━━ Data in this exercise ━━
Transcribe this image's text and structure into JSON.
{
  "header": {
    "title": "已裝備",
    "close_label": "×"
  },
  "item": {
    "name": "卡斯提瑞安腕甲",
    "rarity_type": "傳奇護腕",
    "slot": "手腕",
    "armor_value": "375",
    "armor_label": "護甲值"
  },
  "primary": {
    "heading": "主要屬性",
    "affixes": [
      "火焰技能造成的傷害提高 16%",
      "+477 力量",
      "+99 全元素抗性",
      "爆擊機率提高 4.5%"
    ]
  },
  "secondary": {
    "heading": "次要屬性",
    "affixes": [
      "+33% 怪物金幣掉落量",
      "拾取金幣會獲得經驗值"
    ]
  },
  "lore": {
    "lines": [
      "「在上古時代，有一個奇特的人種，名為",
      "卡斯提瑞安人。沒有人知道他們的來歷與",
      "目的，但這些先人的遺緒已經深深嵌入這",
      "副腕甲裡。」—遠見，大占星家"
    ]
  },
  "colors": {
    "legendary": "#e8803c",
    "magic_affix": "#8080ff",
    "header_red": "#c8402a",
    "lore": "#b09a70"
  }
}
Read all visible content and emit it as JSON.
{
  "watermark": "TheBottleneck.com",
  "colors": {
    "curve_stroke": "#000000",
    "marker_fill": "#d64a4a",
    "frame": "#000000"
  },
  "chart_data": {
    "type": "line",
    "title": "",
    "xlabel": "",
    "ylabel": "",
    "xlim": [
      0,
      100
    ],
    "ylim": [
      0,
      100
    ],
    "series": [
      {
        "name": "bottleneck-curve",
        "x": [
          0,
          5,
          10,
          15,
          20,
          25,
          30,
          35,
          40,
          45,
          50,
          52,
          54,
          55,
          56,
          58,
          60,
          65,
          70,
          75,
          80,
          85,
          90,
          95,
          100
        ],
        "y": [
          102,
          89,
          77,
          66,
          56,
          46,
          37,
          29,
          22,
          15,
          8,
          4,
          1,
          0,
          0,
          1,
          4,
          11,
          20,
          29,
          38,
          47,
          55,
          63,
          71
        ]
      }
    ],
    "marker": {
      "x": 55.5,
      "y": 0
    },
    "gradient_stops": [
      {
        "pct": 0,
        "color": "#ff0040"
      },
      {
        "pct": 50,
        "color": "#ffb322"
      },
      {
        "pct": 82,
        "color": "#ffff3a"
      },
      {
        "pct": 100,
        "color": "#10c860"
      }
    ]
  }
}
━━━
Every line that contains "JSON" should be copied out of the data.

Transcribe this image's text and structure into JSON.
Read all visible content and emit it as JSON.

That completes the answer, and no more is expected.